There are so many layers to the discrimination of queer and gay voices that are needlessly silenced all across the music industry. Children of Paris focuses on the bigotry against the LGBTQ+ community within the hip-hop landscape that seems determined to maintain a marketed hyper-black male persona. The film shines a light on the industry’s tricks and games to appear inclusive, but the lack of true visibility

calls them out. Kotic Couture, DDm, and Rovo Monty’s verity and willingness to be unguarded in revealing their personal experiences establishes a strong foundation to begin an exchange between the communities. Children of Paris opens this dialogue

but still, it only scratches the surface of the conversation that needs to begin. So, let’s start the cipher and pass the mic.


Director Statement

Hello, I’m Brandy Creek Director of the documentary Children of Paris and I am so pleased to share some of the ins and outs in making this film.


Post-graduation I was looking for a subject to do my first out-of-film school effort. Initially, I wanted to revisit Jennie Livingston's Paris is Burning iconic ballroom documentary. Paris was one of the documentaries that made me want to go to film school and I knew the ballroom scene had changed quite a bit since the ’80s. That weekend I met up with some friends for a night out at a place in Baltimore called the Crown. Performing that night was Kotic Couture and the performance was phenomenal. Kotic agreed to meet up for an interview and by the time it ended I knew the queer experience in the underground hip-hop scene was a story that needed to be told. DDm and RoVo Monty came into the picture about 5 months into filming. Initially, they were going to be much smaller voices in the discussion but their dynamic personalities compelled me to give them both a much larger piece in the film.


Having only a camera with one lens and an onboard mic I just started shooting. I went to every Kotic show and those early shoots were huge learning experiences. Mastering filming with one lens and often only the stage lighting to illuminate what I captured is by far my favorite learned skill.
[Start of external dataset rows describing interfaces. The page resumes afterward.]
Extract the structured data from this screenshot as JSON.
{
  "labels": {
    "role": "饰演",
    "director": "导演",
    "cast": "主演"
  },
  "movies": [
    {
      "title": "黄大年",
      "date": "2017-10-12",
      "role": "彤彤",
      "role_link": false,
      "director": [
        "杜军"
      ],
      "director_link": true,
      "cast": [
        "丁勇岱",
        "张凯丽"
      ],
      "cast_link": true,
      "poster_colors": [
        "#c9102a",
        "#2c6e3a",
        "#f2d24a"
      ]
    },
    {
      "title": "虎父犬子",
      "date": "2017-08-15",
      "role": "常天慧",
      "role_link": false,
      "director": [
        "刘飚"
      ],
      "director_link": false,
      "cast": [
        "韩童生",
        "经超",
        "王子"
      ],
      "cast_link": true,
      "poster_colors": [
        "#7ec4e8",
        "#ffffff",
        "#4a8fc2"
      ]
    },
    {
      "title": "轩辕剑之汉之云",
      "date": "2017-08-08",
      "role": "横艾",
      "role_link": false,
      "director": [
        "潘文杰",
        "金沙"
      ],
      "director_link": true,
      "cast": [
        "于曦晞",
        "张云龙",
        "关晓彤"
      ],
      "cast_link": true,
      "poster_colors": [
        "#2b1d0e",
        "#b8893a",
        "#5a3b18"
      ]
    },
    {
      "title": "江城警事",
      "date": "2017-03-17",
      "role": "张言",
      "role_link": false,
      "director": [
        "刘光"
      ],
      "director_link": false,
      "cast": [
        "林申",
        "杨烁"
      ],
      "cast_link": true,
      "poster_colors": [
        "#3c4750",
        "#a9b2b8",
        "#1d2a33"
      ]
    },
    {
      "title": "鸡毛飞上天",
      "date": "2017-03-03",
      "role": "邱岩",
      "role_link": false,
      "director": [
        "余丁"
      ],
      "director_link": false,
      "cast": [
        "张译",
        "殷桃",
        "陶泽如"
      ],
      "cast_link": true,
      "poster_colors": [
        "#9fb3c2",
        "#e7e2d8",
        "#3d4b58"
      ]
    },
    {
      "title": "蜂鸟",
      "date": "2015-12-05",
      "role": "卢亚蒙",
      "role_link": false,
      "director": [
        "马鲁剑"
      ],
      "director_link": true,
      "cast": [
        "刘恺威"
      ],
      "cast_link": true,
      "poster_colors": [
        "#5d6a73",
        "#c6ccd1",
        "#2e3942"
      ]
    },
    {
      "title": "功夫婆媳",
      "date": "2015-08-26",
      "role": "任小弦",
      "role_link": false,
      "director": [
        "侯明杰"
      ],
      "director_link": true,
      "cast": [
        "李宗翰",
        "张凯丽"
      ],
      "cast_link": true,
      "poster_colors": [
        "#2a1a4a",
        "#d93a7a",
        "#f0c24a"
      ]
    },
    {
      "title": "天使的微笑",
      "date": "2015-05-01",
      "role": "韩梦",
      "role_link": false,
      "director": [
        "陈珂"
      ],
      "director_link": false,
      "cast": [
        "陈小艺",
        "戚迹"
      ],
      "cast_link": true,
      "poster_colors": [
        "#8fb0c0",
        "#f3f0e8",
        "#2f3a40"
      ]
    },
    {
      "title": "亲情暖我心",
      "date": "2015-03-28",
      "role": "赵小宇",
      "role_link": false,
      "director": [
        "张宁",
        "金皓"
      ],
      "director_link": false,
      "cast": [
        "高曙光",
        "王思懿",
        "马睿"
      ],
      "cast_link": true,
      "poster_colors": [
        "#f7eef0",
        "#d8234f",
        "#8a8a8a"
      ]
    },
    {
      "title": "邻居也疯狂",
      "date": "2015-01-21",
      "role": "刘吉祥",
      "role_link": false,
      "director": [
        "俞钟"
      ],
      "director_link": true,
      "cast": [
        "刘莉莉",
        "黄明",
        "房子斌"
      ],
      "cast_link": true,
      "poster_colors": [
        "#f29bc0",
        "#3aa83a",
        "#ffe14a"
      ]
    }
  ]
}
It ended up a mix of properly exposed and grainy footage, which turns out was a much-needed narrative element in itself giving the feel of the hot concert hall or night out.


The interview portion was filmed after all location filming had wrapped. Their comfort was my top priority because I wanted the interview to flow like a conversation. I stuffed them full of bagels and creams, donuts, and coffee, pressed record, and enjoyed an open frank conversation. We covered so much ground and had such a fun time that it wasn’t until editing that it truly registered how profound each of their stories is.
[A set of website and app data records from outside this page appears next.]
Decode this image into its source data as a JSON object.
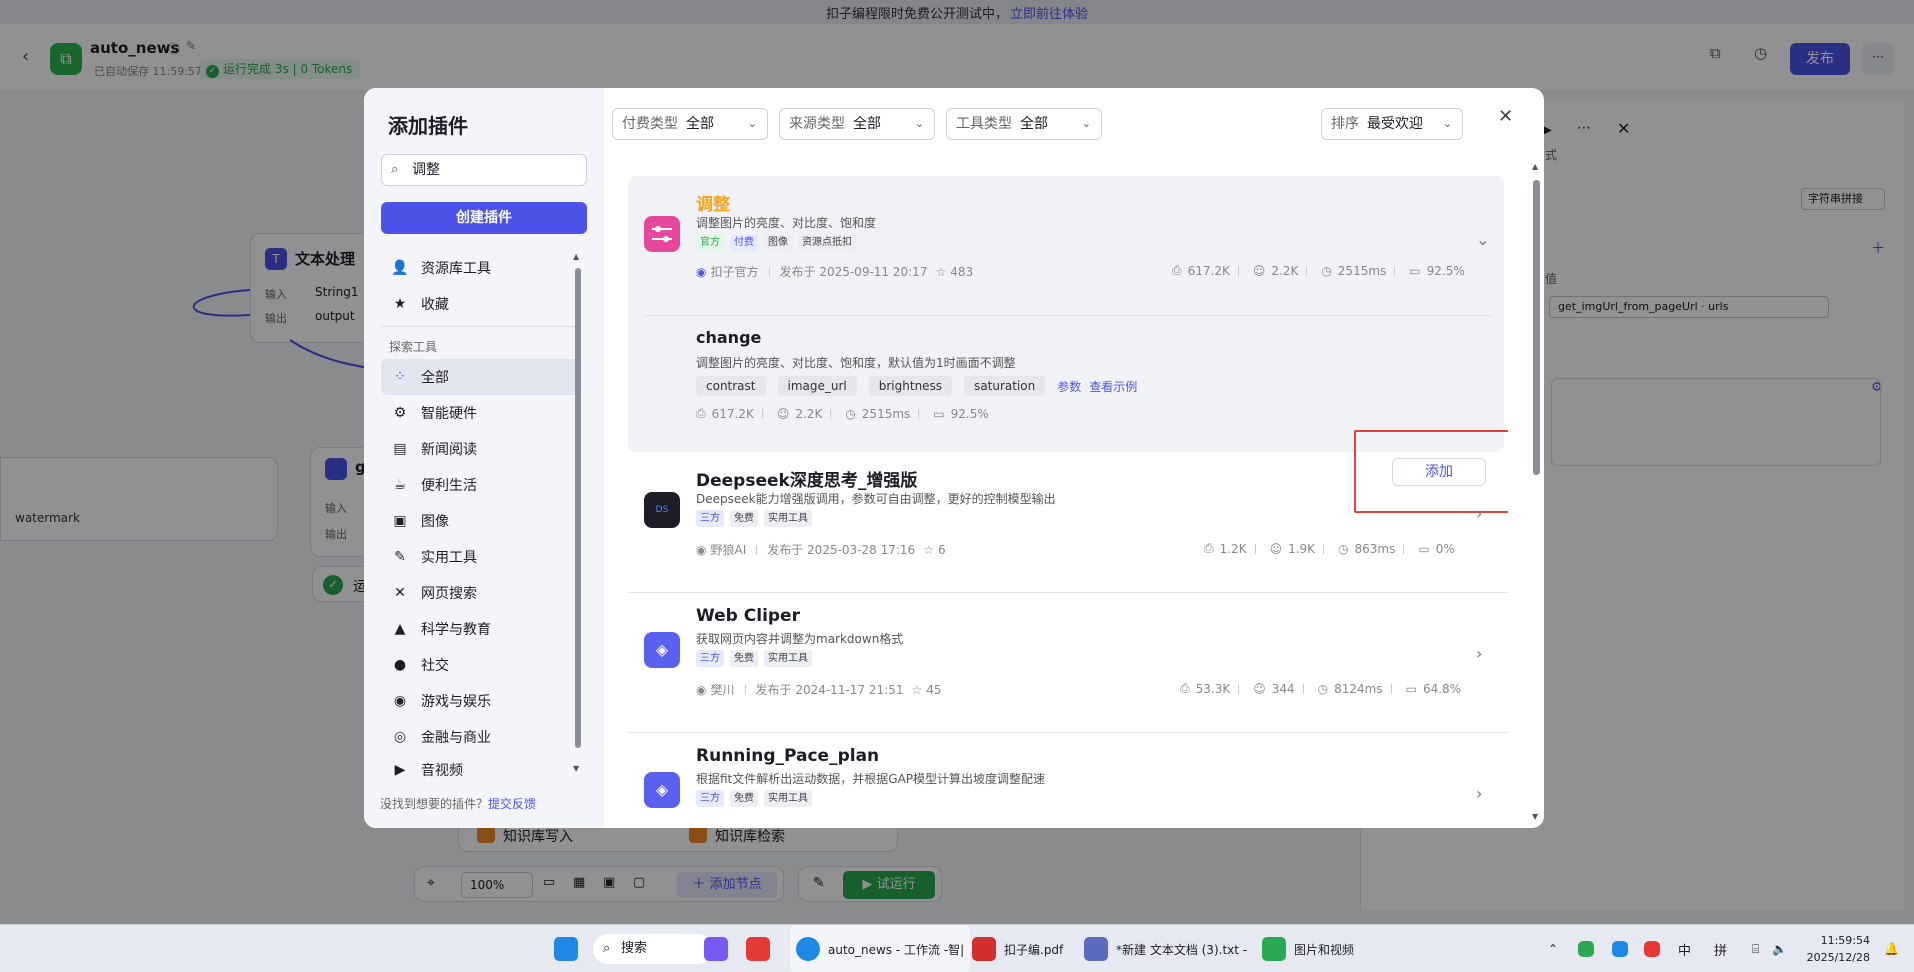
{
  "banner": {
    "text": "扣子编程限时免费公开测试中，",
    "link": "立即前往体验"
  },
  "header": {
    "app_name": "auto_news",
    "saved": "已自动保存 11:59:57",
    "run_status": "运行完成 3s | 0 Tokens",
    "publish_label": "发布"
  },
  "canvas": {
    "node1_title": "文本处理",
    "node1_in_label": "输入",
    "node1_in_value": "String1",
    "node1_out_label": "输出",
    "node1_out_value": "output",
    "node2_title": "g",
    "node2_in_label": "输入",
    "node2_out_label": "输出",
    "left_value": "watermark",
    "kb_write": "知识库写入",
    "kb_search": "知识库检索",
    "zoom": "100%",
    "add_node": "添加节点",
    "trial_run": "试运行",
    "running_prefix": "运"
  },
  "right_panel": {
    "format_label": "式",
    "dropdown_label": "字符串拼接",
    "value_label": "值",
    "var_ref": "get_imgUrl_from_pageUrl · urls"
  },
  "modal": {
    "title": "添加插件",
    "search_value": "调整",
    "create_label": "创建插件",
    "sidebar_items": [
      {
        "label": "资源库工具",
        "icon": "toolbox-icon",
        "glyph": "👤"
      },
      {
        "label": "收藏",
        "icon": "star-icon",
        "glyph": "★"
      }
    ],
    "explore_group": "探索工具",
    "explore_items": [
      {
        "label": "全部",
        "icon": "grid-icon",
        "glyph": "⁘"
      },
      {
        "label": "智能硬件",
        "icon": "chip-icon",
        "glyph": "⚙"
      },
      {
        "label": "新闻阅读",
        "icon": "newspaper-icon",
        "glyph": "▤"
      },
      {
        "label": "便利生活",
        "icon": "coffee-icon",
        "glyph": "☕"
      },
      {
        "label": "图像",
        "icon": "image-icon",
        "glyph": "▣"
      },
      {
        "label": "实用工具",
        "icon": "wrench-icon",
        "glyph": "✎"
      },
      {
        "label": "网页搜索",
        "icon": "network-icon",
        "glyph": "✕"
      },
      {
        "label": "科学与教育",
        "icon": "graduation-icon",
        "glyph": "▲"
      },
      {
        "label": "社交",
        "icon": "chat-icon",
        "glyph": "●"
      },
      {
        "label": "游戏与娱乐",
        "icon": "gamepad-icon",
        "glyph": "◉"
      },
      {
        "label": "金融与商业",
        "icon": "coins-icon",
        "glyph": "◎"
      },
      {
        "label": "音视频",
        "icon": "video-icon",
        "glyph": "▶"
      }
    ],
    "feedback_text": "没找到想要的插件？",
    "feedback_link": "提交反馈",
    "filters": {
      "pay_label": "付费类型",
      "pay_value": "全部",
      "source_label": "来源类型",
      "source_value": "全部",
      "tool_label": "工具类型",
      "tool_value": "全部",
      "sort_label": "排序",
      "sort_value": "最受欢迎"
    },
    "plugins": [
      {
        "name": "调整",
        "desc": "调整图片的亮度、对比度、饱和度",
        "tags": [
          "官方",
          "付费",
          "图像",
          "资源点抵扣"
        ],
        "author": "扣子官方",
        "published": "发布于 2025-09-11 20:17",
        "stars": "483",
        "stats": [
          "617.2K",
          "2.2K",
          "2515ms",
          "92.5%"
        ]
      },
      {
        "tool_name": "change",
        "tool_desc": "调整图片的亮度、对比度、饱和度，默认值为1时画面不调整",
        "params": [
          "contrast",
          "image_url",
          "brightness",
          "saturation"
        ],
        "params_link": "参数",
        "example_link": "查看示例",
        "stats": [
          "617.2K",
          "2.2K",
          "2515ms",
          "92.5%"
        ],
        "add_label": "添加"
      },
      {
        "name": "Deepseek深度思考_增强版",
        "desc": "Deepseek能力增强版调用，参数可自由调整，更好的控制模型输出",
        "tags": [
          "三方",
          "免费",
          "实用工具"
        ],
        "author": "野狼AI",
        "published": "发布于 2025-03-28 17:16",
        "stars": "6",
        "stats": [
          "1.2K",
          "1.9K",
          "863ms",
          "0%"
        ]
      },
      {
        "name": "Web Cliper",
        "desc": "获取网页内容并调整为markdown格式",
        "tags": [
          "三方",
          "免费",
          "实用工具"
        ],
        "author": "樊川",
        "published": "发布于 2024-11-17 21:51",
        "stars": "45",
        "stats": [
          "53.3K",
          "344",
          "8124ms",
          "64.8%"
        ]
      },
      {
        "name": "Running_Pace_plan",
        "desc": "根据fit文件解析出运动数据，并根据GAP模型计算出坡度调整配速",
        "tags": [
          "三方",
          "免费",
          "实用工具"
        ]
      }
    ]
  },
  "taskbar": {
    "search": "搜索",
    "edge_title": "auto_news - 工作流 -智|",
    "pdf_title": "扣子编.pdf",
    "notepad_title": "*新建 文本文档 (3).txt -",
    "wechat_title": "图片和视频",
    "ime1": "中",
    "ime2": "拼",
    "time": "11:59:54",
    "date": "2025/12/28"
  },
  "colors": {
    "accent": "#4d53e8",
    "success": "#2aa952",
    "highlight_box": "#e5423b",
    "plugin_title_orange": "#f5a623"
  }
}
When I watch the final cut all the emotions of those moments wash over me. This being my first film I made a ton of mistakes and Kotic, DDm and Rovo gave me the patience and the space to be exactly where I was in my craft. It was unspoken but they fully understood the

pains that come with growing as an artist and creating a work the world might reject and never wanna see. The mainstream music industry can be intolerable especially towards people they deem mere “radio stars”. Being invited to watch another artist work thru their process knowing they will still face immense obstacles has inspired me beyond belief. In putting this film together the process really was the reward.


Director Biography - Brandy Creek

Brandy Creek is a documentary filmmaker who lives in Baltimore, Maryland with her husband and youngest child. Her documentaries include Bounce (2010), The Ugly Myth (2011), Art of Urban Decay (2012), and The Last Picture House (2015). She is a Stevenson University graduate with a Bachelor of Science in Film and earned the University President Award for Creative Scholar 2015.

  • Year
    2020
  • Runtime
    33:47
  • Language
    English
  • Country
    United States
  • Director
    Brandy Creek
  • Producer
    Brandy Creek
  • Cast
    Kotic Couture, DDm, Rovomonty